TASK TO CARRY OUT
Note how many lines in the following material mention "JSON", then give that number by itself.

PROVIDED MATERIAL
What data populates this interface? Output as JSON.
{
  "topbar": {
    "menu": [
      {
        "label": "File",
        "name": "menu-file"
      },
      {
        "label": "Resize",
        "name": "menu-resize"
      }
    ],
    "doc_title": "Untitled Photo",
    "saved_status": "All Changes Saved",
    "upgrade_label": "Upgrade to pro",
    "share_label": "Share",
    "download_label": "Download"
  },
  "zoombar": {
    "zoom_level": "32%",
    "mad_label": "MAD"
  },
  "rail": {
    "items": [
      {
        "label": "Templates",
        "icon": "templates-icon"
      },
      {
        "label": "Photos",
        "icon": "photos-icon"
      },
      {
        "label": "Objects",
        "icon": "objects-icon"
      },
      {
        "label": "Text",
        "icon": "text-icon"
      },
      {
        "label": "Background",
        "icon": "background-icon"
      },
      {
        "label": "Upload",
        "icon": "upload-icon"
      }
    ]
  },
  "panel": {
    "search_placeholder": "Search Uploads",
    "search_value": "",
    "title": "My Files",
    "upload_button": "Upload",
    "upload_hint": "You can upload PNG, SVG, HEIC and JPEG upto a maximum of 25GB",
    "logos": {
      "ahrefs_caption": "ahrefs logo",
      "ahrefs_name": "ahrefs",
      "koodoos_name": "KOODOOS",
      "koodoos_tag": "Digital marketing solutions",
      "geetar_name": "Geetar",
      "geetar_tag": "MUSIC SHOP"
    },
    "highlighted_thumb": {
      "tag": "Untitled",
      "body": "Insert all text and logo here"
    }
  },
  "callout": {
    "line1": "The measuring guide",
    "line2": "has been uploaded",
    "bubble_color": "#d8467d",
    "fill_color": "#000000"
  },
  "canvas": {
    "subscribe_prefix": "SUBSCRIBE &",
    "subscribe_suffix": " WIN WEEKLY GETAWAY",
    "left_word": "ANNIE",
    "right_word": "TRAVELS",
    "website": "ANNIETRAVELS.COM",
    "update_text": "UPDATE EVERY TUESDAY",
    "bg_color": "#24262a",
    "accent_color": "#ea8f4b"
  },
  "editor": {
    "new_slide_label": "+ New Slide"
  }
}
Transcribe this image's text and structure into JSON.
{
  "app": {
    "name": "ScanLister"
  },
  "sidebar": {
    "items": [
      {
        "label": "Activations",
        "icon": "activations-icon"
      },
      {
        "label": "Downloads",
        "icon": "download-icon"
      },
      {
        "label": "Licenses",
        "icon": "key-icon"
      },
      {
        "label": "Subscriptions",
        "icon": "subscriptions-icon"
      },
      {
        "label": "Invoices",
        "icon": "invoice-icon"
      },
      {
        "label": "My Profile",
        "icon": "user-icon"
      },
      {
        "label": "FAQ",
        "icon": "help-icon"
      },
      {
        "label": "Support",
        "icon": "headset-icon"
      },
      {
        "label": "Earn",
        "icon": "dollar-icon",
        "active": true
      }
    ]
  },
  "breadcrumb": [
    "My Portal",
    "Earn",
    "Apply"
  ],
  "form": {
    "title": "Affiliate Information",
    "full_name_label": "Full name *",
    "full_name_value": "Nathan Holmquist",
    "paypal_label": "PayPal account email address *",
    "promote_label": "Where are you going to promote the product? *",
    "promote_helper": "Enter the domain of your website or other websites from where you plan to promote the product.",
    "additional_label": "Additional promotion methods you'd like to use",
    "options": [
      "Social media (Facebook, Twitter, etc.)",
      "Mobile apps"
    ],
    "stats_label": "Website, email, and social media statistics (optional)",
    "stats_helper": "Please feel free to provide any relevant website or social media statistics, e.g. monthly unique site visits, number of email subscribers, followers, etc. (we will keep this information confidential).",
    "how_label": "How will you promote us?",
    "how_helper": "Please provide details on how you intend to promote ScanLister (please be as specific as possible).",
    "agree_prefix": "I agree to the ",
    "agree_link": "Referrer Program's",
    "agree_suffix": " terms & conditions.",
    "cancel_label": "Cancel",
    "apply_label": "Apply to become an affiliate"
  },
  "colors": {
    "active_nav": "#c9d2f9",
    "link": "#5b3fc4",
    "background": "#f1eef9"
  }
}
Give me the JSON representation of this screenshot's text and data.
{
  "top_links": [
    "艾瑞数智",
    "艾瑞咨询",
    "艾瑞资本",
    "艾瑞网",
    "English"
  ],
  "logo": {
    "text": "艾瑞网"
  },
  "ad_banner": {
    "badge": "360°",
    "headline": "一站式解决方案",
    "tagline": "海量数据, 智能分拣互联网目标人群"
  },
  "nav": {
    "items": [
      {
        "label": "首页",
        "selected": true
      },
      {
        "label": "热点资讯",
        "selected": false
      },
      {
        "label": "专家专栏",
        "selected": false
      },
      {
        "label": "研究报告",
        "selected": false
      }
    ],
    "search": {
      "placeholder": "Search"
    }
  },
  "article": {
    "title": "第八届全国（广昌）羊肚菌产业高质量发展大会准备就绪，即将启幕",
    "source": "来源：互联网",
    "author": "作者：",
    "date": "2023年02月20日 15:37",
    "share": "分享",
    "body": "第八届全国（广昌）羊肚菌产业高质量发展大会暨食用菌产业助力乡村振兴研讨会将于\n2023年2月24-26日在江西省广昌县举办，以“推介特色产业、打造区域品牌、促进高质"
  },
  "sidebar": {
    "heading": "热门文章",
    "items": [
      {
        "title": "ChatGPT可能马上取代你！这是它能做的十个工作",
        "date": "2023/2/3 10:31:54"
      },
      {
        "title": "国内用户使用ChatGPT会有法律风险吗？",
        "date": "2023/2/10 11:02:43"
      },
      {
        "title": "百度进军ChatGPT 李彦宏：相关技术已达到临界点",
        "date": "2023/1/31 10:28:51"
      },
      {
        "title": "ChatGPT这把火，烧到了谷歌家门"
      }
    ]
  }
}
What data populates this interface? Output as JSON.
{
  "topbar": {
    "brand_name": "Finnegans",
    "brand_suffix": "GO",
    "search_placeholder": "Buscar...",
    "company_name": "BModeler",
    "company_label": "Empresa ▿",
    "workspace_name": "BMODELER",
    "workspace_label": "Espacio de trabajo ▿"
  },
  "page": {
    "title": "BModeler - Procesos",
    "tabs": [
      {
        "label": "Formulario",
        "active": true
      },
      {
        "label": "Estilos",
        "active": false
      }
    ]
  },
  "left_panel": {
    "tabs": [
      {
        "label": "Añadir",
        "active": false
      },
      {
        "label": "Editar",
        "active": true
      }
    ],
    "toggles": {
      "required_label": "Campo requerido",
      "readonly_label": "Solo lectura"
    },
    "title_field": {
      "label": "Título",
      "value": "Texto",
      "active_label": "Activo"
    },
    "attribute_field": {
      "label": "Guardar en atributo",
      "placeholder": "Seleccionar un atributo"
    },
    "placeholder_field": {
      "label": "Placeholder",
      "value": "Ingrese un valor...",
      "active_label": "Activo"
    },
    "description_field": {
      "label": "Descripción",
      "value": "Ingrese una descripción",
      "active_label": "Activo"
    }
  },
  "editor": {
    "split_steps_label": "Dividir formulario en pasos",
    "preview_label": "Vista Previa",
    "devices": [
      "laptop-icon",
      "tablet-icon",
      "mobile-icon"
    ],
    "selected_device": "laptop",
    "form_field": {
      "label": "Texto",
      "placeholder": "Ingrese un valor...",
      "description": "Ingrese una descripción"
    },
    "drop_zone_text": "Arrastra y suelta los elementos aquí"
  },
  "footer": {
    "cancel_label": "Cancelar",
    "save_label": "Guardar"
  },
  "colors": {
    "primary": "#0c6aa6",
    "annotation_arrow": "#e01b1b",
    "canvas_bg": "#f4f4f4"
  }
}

YOUR RESPONSE
4